Last season’s dry and warmer spring highlighted the advantage of using a “programmed” approach to sugar beet weed control, said Pamela Chambers, knowledge transfer manager at Broom’s Barn research station.

A programmed approach using newer ready formulated products, such as Betanal MaxxPro or Betasana Trio, gave much better weed control compared with a conventional approach of using more standard products, such as phenmedipham, metamitron and lenacil in tank mixtures, she explained.

“Desmedipham was a very useful addition to the programme in the conditions.”

Black bindweed, in particular, was a key weed where the programmed approach was more effective, she said. “Last year it was very difficult to control black bindweed, and the conventional programmes only gave around 35-45% control, while the programmed approach was up in the 90s.”

Combined with other advantages in controlling volunteer oilseed rape and knotgrass that was enough to add around 14t/ha in yield over the conventional programmes, she said, and an extra £250-£350/ha in return after the relative cost of the herbicide programmes was taken into account.

Herbicide trials

BBRO will be undertaking a programme of 12 herbicide trials over the next three seasons, Mrs Chambers announced at the conference.

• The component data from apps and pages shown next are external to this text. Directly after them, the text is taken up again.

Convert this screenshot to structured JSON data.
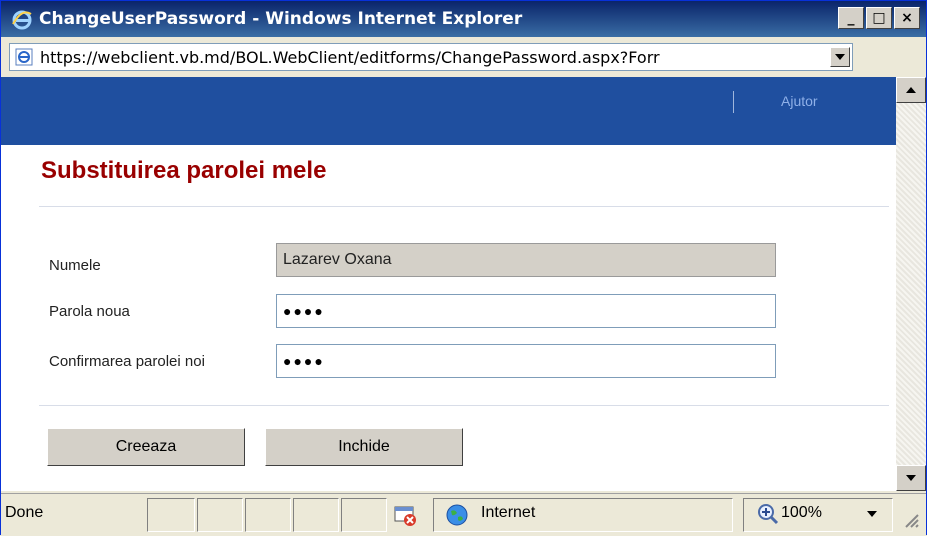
{
  "window": {
    "title": "ChangeUserPassword - Windows Internet Explorer",
    "minimize": "_",
    "maximize": "□",
    "close": "×"
  },
  "address": {
    "url": "https://webclient.vb.md/BOL.WebClient/editforms/ChangePassword.aspx?Forr"
  },
  "nav": {
    "help_link": "Ajutor"
  },
  "page": {
    "title": "Substituirea parolei mele"
  },
  "form": {
    "name_label": "Numele",
    "name_value": "Lazarev Oxana",
    "new_password_label": "Parola noua",
    "new_password_value": "●●●●",
    "confirm_password_label": "Confirmarea parolei noi",
    "confirm_password_value": "●●●●"
  },
  "buttons": {
    "create": "Creeaza",
    "close": "Inchide"
  },
  "status": {
    "text": "Done",
    "zone": "Internet",
    "zoom": "100%"
  },
  "colors": {
    "titlebar": "#0a246a",
    "nav": "#1f4f9f",
    "page_title": "#990000"
  }
}
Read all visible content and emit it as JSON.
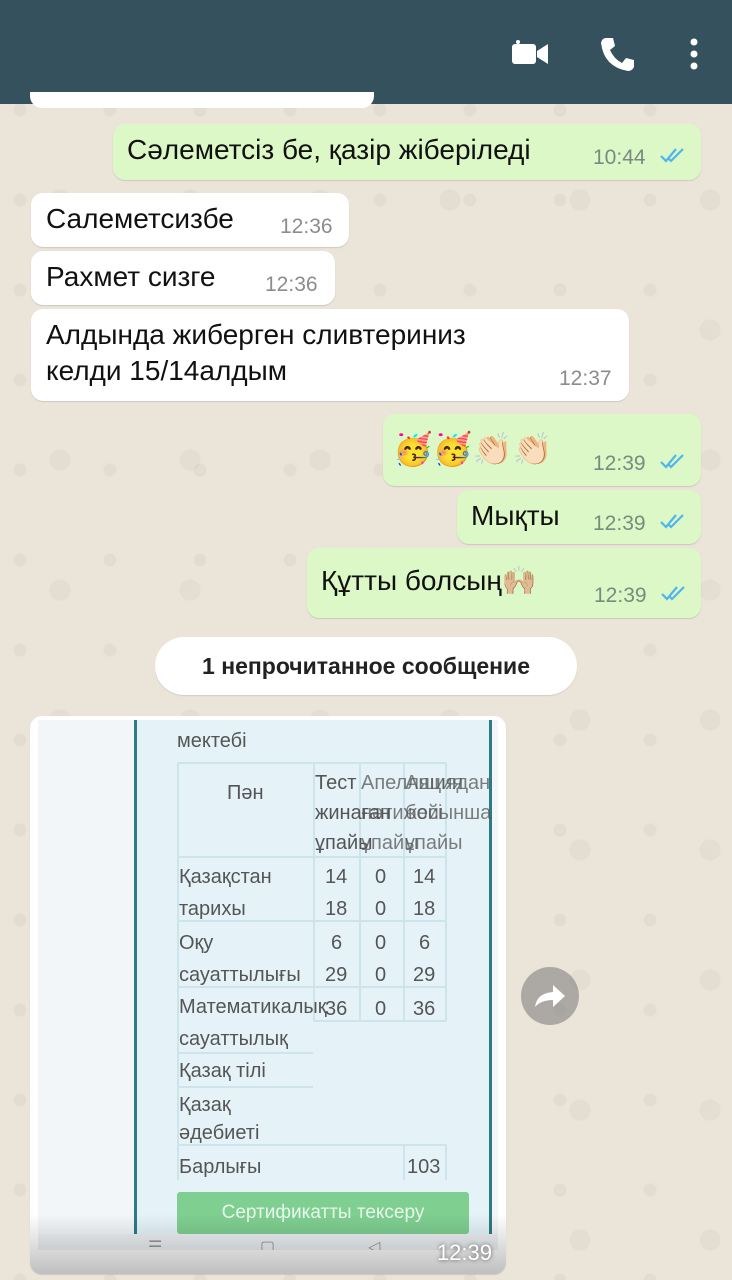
{
  "header": {
    "icons": [
      "video-call-icon",
      "voice-call-icon",
      "more-options-icon"
    ],
    "bg_color": "#34515d"
  },
  "messages": [
    {
      "dir": "out",
      "text": "Сәлеметсіз бе, қазір жіберіледі",
      "time": "10:44",
      "status": "read"
    },
    {
      "dir": "in",
      "text": "Салеметсизбе",
      "time": "12:36"
    },
    {
      "dir": "in",
      "text": "Рахмет сизге",
      "time": "12:36"
    },
    {
      "dir": "in",
      "text_line1": "Алдында жиберген сливтериниз",
      "text_line2": "келди 15/14алдым",
      "time": "12:37"
    },
    {
      "dir": "out",
      "text": "🥳🥳👏🏻👏🏻",
      "time": "12:39",
      "status": "read"
    },
    {
      "dir": "out",
      "text": "Мықты",
      "time": "12:39",
      "status": "read"
    },
    {
      "dir": "out",
      "text": "Құтты болсың🙌🏼",
      "time": "12:39",
      "status": "read"
    }
  ],
  "unread_banner": "1 непрочитанное сообщение",
  "image_message": {
    "time": "12:39",
    "doc": {
      "school": "мектебі",
      "header_subject": "Пән",
      "header_col1": "Тест",
      "header_col1b": "жинаған",
      "header_col1c": "ұпайы",
      "header_col2": "Апелляция",
      "header_col2b": "нәтижесі",
      "header_col2c": "ұпайы",
      "header_col3": "Ашиядан",
      "header_col3b": "бойынша",
      "header_col3c": "ұпайы",
      "rows": [
        {
          "name1": "Қазақстан",
          "name2": "тарихы",
          "v1": "14",
          "v2": "0",
          "v3": "14",
          "v1b": "18",
          "v2b": "0",
          "v3b": "18"
        },
        {
          "name1": "Оқу",
          "name2": "сауаттылығы",
          "v1": "6",
          "v2": "0",
          "v3": "6",
          "v1b": "29",
          "v2b": "0",
          "v3b": "29"
        },
        {
          "name1": "Математикалық",
          "name2": "сауаттылық",
          "v1": "36",
          "v2": "0",
          "v3": "36"
        }
      ],
      "row_kazakh": "Қазақ тілі",
      "row_lit1": "Қазақ",
      "row_lit2": "әдебиеті",
      "row_total": "Барлығы",
      "total_value": "103",
      "button": "Сертификатты тексеру"
    }
  },
  "colors": {
    "outgoing": "#dcf8c6",
    "incoming": "#ffffff",
    "read_ticks": "#4fb6ec"
  }
}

The work will look at what type of programme, from conventional, FAR, Bayer flexible, DuPont broadacre and managed approach by agronomists, is most cost effective and compare the differences between R&D products and generics, starting with phenmedipham and desmedipham products.